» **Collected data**
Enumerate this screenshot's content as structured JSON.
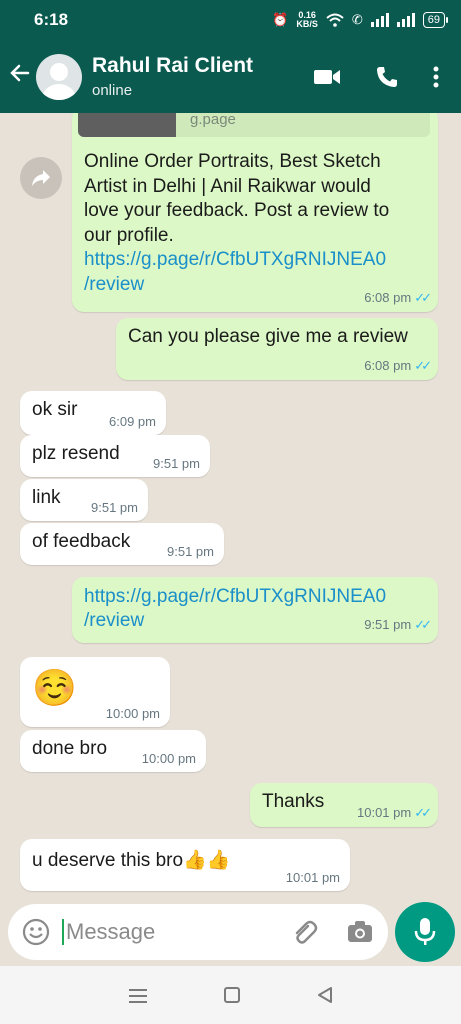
{
  "status_bar": {
    "time": "6:18",
    "net_speed_value": "0.16",
    "net_speed_unit": "KB/S",
    "battery": "69"
  },
  "header": {
    "contact_name": "Rahul Rai Client",
    "contact_status": "online"
  },
  "link_preview": {
    "domain": "g.page"
  },
  "messages": [
    {
      "dir": "out",
      "text_lines": [
        "Online Order Portraits, Best Sketch",
        "Artist in Delhi | Anil Raikwar would",
        "love your feedback. Post a review to",
        "our profile."
      ],
      "link": [
        "https://g.page/r/CfbUTXgRNIJNEA0",
        "/review"
      ],
      "time": "6:08 pm"
    },
    {
      "dir": "out",
      "text": "Can you please give me a review",
      "time": "6:08 pm"
    },
    {
      "dir": "in",
      "text": "ok sir",
      "time": "6:09 pm"
    },
    {
      "dir": "in",
      "text": "plz resend",
      "time": "9:51 pm"
    },
    {
      "dir": "in",
      "text": "link",
      "time": "9:51 pm"
    },
    {
      "dir": "in",
      "text": "of feedback",
      "time": "9:51 pm"
    },
    {
      "dir": "out",
      "link": [
        "https://g.page/r/CfbUTXgRNIJNEA0",
        "/review"
      ],
      "time": "9:51 pm"
    },
    {
      "dir": "in",
      "emoji": "☺️",
      "time": "10:00 pm"
    },
    {
      "dir": "in",
      "text": "done bro",
      "time": "10:00 pm"
    },
    {
      "dir": "out",
      "text": "Thanks",
      "time": "10:01 pm"
    },
    {
      "dir": "in",
      "text": "u deserve this bro👍👍",
      "time": "10:01 pm"
    }
  ],
  "composer": {
    "placeholder": "Message"
  },
  "icons": {
    "back": "arrow-left-icon",
    "video": "video-call-icon",
    "call": "phone-icon",
    "menu": "more-vert-icon",
    "share": "forward-icon",
    "emoji": "emoji-icon",
    "attach": "paperclip-icon",
    "camera": "camera-icon",
    "mic": "mic-icon"
  },
  "colors": {
    "header": "#0a5a50",
    "outgoing_bubble": "#dcf8c6",
    "incoming_bubble": "#ffffff",
    "link": "#1a8fc9",
    "read_ticks": "#34b7f1",
    "mic_button": "#009a83"
  }
}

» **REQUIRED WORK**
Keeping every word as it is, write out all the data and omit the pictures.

» **SOLUTION FOR THIS PROBLEM**
Enumerate this screenshot's content as structured JSON.
{
  "status_bar": {
    "time": "6:18",
    "net_speed_value": "0.16",
    "net_speed_unit": "KB/S",
    "battery": "69"
  },
  "header": {
    "contact_name": "Rahul Rai Client",
    "contact_status": "online"
  },
  "link_preview": {
    "domain": "g.page"
  },
  "messages": [
    {
      "dir": "out",
      "text_lines": [
        "Online Order Portraits, Best Sketch",
        "Artist in Delhi | Anil Raikwar would",
        "love your feedback. Post a review to",
        "our profile."
      ],
      "link": [
        "https://g.page/r/CfbUTXgRNIJNEA0",
        "/review"
      ],
      "time": "6:08 pm"
    },
    {
      "dir": "out",
      "text": "Can you please give me a review",
      "time": "6:08 pm"
    },
    {
      "dir": "in",
      "text": "ok sir",
      "time": "6:09 pm"
    },
    {
      "dir": "in",
      "text": "plz resend",
      "time": "9:51 pm"
    },
    {
      "dir": "in",
      "text": "link",
      "time": "9:51 pm"
    },
    {
      "dir": "in",
      "text": "of feedback",
      "time": "9:51 pm"
    },
    {
      "dir": "out",
      "link": [
        "https://g.page/r/CfbUTXgRNIJNEA0",
        "/review"
      ],
      "time": "9:51 pm"
    },
    {
      "dir": "in",
      "emoji": "☺️",
      "time": "10:00 pm"
    },
    {
      "dir": "in",
      "text": "done bro",
      "time": "10:00 pm"
    },
    {
      "dir": "out",
      "text": "Thanks",
      "time": "10:01 pm"
    },
    {
      "dir": "in",
      "text": "u deserve this bro👍👍",
      "time": "10:01 pm"
    }
  ],
  "composer": {
    "placeholder": "Message"
  },
  "icons": {
    "back": "arrow-left-icon",
    "video": "video-call-icon",
    "call": "phone-icon",
    "menu": "more-vert-icon",
    "share": "forward-icon",
    "emoji": "emoji-icon",
    "attach": "paperclip-icon",
    "camera": "camera-icon",
    "mic": "mic-icon"
  },
  "colors": {
    "header": "#0a5a50",
    "outgoing_bubble": "#dcf8c6",
    "incoming_bubble": "#ffffff",
    "link": "#1a8fc9",
    "read_ticks": "#34b7f1",
    "mic_button": "#009a83"
  }
}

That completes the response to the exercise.